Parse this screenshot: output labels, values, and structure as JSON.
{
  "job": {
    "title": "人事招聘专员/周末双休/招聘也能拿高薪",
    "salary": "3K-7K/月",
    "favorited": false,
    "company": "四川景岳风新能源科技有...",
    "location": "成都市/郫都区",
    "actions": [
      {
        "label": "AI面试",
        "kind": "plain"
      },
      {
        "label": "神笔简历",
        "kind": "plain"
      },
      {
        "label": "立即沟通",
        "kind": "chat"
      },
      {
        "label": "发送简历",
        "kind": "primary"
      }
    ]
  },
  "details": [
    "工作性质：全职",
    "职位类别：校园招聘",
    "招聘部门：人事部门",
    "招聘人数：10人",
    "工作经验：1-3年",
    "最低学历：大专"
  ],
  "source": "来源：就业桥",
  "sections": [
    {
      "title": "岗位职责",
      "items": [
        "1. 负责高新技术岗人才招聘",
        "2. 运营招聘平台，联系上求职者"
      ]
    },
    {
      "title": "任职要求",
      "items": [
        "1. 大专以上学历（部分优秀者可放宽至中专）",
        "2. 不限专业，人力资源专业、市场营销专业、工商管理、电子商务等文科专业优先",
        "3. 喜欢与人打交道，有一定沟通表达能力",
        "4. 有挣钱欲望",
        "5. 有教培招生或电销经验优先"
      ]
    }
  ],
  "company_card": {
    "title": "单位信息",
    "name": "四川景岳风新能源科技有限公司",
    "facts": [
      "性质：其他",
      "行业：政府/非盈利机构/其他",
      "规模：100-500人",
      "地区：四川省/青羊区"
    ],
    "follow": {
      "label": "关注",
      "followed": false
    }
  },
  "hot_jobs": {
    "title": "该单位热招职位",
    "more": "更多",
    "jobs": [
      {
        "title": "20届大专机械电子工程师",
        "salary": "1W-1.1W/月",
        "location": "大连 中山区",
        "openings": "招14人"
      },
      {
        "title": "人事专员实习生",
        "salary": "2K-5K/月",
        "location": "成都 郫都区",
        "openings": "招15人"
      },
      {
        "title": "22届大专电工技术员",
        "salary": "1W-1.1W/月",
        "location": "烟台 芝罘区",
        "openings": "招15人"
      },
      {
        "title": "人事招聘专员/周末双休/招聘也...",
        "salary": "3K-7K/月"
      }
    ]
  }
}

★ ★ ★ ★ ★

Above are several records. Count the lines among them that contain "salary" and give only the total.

Written reply
5